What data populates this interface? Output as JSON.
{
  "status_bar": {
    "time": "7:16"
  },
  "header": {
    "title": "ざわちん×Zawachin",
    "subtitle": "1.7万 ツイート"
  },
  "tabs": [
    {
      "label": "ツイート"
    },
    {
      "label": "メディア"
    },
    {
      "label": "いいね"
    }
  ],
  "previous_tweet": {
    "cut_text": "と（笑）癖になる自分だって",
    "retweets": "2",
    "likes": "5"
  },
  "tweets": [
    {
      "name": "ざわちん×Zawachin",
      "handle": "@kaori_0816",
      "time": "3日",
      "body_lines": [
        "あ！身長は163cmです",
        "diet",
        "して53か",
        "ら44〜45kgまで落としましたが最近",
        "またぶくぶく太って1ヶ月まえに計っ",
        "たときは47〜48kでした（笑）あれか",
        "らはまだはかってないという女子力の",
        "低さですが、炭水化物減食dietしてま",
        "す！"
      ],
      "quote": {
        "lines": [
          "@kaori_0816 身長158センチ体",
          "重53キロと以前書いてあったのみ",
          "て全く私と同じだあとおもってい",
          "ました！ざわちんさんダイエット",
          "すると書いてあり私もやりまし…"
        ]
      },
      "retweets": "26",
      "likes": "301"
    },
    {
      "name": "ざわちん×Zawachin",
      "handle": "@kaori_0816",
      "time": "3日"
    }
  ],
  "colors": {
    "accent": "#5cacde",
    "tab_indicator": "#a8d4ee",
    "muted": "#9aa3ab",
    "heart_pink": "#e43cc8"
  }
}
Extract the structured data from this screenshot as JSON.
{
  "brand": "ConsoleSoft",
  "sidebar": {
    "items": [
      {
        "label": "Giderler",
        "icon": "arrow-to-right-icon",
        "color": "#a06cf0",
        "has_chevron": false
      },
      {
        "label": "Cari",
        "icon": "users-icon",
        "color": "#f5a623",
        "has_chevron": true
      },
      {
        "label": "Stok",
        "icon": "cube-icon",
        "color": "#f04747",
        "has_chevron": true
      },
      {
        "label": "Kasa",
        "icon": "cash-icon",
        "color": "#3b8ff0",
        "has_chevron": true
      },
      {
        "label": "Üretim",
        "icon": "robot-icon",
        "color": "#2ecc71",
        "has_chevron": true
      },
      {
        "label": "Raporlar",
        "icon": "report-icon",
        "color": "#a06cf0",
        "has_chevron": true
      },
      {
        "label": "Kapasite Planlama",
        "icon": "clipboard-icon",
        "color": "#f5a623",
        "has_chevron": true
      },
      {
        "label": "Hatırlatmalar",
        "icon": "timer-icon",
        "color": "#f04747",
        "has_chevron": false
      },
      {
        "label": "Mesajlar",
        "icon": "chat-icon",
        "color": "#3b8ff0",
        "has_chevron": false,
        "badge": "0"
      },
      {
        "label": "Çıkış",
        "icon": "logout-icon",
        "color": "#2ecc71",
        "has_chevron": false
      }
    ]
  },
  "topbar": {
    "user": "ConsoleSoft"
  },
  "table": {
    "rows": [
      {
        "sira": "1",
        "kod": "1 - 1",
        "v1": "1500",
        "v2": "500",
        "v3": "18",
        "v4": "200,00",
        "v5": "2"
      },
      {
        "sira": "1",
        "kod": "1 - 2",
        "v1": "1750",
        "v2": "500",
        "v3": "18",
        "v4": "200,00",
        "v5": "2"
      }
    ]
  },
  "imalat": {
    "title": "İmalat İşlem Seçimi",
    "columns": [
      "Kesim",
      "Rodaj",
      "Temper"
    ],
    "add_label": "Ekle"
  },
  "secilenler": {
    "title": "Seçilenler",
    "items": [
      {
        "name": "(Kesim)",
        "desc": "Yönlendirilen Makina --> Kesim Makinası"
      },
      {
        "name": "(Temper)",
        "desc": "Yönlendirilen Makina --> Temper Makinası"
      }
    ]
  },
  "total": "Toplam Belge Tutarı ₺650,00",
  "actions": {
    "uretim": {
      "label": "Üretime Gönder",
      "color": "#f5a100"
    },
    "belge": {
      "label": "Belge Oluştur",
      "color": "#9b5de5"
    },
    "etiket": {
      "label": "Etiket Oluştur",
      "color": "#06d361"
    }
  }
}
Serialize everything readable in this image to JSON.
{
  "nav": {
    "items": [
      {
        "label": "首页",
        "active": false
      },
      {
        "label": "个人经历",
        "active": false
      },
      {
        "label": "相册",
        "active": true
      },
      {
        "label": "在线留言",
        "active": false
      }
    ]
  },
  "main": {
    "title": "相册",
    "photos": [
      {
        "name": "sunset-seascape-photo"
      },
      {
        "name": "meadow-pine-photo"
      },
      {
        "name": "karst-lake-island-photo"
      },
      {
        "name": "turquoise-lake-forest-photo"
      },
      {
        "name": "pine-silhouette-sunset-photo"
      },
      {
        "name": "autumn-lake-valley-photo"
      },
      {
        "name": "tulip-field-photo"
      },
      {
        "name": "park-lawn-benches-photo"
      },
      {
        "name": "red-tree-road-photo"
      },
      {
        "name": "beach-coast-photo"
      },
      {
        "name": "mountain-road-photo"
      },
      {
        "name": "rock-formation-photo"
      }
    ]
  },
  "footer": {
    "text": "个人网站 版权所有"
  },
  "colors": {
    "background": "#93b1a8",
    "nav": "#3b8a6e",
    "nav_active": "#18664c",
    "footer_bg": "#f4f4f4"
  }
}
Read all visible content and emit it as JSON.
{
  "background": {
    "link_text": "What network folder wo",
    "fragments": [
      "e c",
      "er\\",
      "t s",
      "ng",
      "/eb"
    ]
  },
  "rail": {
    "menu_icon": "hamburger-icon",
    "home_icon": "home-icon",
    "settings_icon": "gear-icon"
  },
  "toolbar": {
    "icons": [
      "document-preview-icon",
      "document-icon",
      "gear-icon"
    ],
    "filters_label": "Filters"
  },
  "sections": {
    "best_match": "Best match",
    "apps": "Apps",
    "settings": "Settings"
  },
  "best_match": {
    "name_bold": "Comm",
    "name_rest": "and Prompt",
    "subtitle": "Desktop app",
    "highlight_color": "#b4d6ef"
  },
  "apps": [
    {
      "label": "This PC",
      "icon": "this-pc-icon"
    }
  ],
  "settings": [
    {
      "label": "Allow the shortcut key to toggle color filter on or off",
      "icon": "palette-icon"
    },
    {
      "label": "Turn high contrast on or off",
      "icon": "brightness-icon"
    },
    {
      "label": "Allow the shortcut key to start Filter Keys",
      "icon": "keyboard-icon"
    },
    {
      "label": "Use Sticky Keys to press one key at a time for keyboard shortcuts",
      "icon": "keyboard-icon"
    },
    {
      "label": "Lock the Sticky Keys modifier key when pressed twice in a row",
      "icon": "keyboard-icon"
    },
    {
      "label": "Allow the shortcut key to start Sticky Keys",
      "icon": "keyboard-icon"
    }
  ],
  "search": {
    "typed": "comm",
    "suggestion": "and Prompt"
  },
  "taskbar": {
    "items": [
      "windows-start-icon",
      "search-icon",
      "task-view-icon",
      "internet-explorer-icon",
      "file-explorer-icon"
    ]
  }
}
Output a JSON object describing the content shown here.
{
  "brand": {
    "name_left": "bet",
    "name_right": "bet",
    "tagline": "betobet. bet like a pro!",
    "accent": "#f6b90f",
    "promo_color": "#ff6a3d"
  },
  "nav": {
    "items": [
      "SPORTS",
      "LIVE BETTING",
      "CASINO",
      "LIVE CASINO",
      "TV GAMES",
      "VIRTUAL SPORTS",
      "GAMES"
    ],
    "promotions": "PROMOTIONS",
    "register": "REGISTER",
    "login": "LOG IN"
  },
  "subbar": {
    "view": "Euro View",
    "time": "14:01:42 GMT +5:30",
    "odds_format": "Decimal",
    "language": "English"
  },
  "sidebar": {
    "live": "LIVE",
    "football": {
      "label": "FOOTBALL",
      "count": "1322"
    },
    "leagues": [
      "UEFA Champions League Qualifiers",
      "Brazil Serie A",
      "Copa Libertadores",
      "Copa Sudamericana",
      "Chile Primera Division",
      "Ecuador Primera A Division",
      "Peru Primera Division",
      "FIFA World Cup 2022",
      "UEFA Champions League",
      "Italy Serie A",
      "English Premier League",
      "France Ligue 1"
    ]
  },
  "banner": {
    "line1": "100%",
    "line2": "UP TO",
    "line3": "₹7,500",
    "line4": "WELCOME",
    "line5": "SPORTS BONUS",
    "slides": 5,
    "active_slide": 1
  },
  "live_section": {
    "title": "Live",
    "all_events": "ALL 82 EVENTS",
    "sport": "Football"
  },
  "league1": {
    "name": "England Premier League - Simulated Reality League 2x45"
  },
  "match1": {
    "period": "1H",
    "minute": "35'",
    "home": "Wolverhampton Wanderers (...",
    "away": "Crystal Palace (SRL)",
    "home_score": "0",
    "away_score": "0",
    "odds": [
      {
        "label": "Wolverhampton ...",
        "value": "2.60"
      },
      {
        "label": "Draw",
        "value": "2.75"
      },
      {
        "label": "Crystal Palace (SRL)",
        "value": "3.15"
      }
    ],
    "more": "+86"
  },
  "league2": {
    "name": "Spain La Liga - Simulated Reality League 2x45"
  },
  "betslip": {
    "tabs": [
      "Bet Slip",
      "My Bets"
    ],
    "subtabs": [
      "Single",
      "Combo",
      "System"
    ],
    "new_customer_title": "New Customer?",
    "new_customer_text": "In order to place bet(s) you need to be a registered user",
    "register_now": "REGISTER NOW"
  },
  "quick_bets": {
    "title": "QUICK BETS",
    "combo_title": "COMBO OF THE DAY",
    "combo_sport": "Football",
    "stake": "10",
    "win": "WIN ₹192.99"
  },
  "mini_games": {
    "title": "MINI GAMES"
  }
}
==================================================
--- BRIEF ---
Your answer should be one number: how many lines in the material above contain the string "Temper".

--- TASK OUTPUT ---
3